Will we see big changes in the tech industry under the Biden administration?
Biden won’t want to rock the boat early on, and he’ll need to keep those donors on his side.
While President Biden has only been in office a few short days, many in the tech industry are asking what the next four years have in store for them. It’s still early days, but analysis shows interesting times could be on the horizon.
A Regulatory Crusade or An Olive Branch?
During the Democratic primaries, Biden was vocal in his opposition of the centralization of big tech’s power, calling out Facebook specifically for a lack of privacy and failing to take responsibility for the content on its platform.
The social media giant, alongside its tech industry counterparts like Google, Amazon, and Apple, have already seen dozens of antitrust suits in the European Union (EU), which led to hefty fines for anti-competitive practices.
Judging on Biden’s past fiery rhetoric, we could see new regulations that open the floodgates here in the US to similar suits, and even the repeal of section 230 of the Communications Decency Act which would make social media companies open to civil litigation based on possible misleading content found on these platforms. Now, that will make the next four years interesting, to say the least.
However, Vice-president Harris is well-known to have close ties with a number of important players in Silicon Valley, and five out of 10 of the largest contributors to the Biden-Harris Campaign were big tech organizations. What’s more, Amazon has started to ingratiate itself with the new administration by offering the use of its warehouse infrastructure to assist with the Covid vaccine roll-out.
Based on what we’ve seen so far, we expect a fairly light regulatory touch, at least initially. Biden won’t want to rock the boat early on, and he’ll need to keep those donors on his side. We may however see growing pressure from rebellious house Democrats, where a movement to break up the social media giants has been gathering steam in recent years, which Biden will find increasingly difficult to ignore.
Plus, this type of regulation is popular with the public, meaning we could see some big antitrust law changes a couple of years into the new administration.
Consequences for Big Data

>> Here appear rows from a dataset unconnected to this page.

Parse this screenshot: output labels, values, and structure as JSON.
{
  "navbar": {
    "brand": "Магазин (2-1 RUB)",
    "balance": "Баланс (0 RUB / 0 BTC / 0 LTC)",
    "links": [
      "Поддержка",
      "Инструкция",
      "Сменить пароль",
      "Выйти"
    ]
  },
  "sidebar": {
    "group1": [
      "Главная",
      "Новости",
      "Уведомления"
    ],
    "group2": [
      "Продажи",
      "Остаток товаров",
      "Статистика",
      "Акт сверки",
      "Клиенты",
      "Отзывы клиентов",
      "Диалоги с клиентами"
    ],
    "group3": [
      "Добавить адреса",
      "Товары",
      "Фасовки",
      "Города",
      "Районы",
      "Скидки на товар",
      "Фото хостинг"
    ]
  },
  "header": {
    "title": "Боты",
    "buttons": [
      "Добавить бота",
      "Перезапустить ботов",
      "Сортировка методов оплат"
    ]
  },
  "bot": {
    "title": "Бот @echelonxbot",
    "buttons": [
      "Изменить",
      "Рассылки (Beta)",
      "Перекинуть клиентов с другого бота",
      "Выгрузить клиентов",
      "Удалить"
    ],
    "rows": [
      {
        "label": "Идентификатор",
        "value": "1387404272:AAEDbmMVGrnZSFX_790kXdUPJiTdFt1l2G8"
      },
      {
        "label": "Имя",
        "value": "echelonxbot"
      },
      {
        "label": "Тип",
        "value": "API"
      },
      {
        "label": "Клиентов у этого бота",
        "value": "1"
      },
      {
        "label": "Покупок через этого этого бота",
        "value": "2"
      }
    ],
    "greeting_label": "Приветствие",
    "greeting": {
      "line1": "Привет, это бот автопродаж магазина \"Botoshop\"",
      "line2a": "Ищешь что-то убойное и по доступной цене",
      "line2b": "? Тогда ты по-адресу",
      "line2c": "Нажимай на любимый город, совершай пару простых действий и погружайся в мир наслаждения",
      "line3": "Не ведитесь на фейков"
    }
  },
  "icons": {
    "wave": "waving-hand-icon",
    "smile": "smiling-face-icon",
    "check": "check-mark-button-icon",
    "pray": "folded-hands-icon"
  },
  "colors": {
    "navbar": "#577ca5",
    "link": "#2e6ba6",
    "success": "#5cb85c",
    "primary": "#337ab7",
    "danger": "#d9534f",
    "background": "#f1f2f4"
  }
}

Whatever happens to the giants of the tech world, we’re sure to see consequences relating to data management for us all. The American people are becoming steadily more ticked off at the way some organizations have been managing their data, acting with an attitude that the industry can do as it pleases with our information.
We may see data protection laws enacted on a federal scale, rather than the mish-mash of state laws we have at the moment. Currently, only California has a comprehensive set of data regulations, which are similar in style to the General Data Protection Regulation (GDPR) that was brought into force across the EU in May 2018.
While difficult to enforce federally, Biden could encourage states to adopt similar laws individually. Even without new regulations, though, any company that handles large amounts of customer data will need to adapt to changing customer attitudes and needs.
Marketers and advertisers need to get creative. What’s needed is new, data-driven marketing campaigns. Rather than the scattergun approach of the past, we expect organizations to collect targeted pieces of customer information that’ll add value to both marketer and customer. By adding a human touch to data collection, your customers will be more than information on a spreadsheet and instead can be marketed to creatively.
Regardless of the government’s attempts to regulate data collection, we’re sure to see more innovative data management solutions hit the market in the next four years.
Biden made a number of interesting promises to the industry during his campaign that we’d like to see fulfilled. First, he pledged $300 billion to a ‘Breakthrough Technologies’ fund and, while details are still vague, we expect it to cover a mass 5G roll-out and a commitment to getting high-speed broadband to every American.
In addition, the administration wants to encourage innovation, particularly in the areas of environmentally friendly tech such as power generation, efficient batteries, agricultural equipment, and emission-reducing appliances. We could see increased subsidies to encourage growth here, so watch this space.
We expect Biden’s focus to be squarely aimed at introducing protections against nation-state actions. The SolarWinds attack back in December 2020 clearly showed the weaknesses in the government’s security infrastructure and supply network.
What form these protections take remains to be seen, but could involve increased due diligence and vetting of contractors working for the government. There’s an outside chance that the government may use the looming threat of the cyberattack to bring in more surveillance and regulations in certain industries too, especially those that utilize data.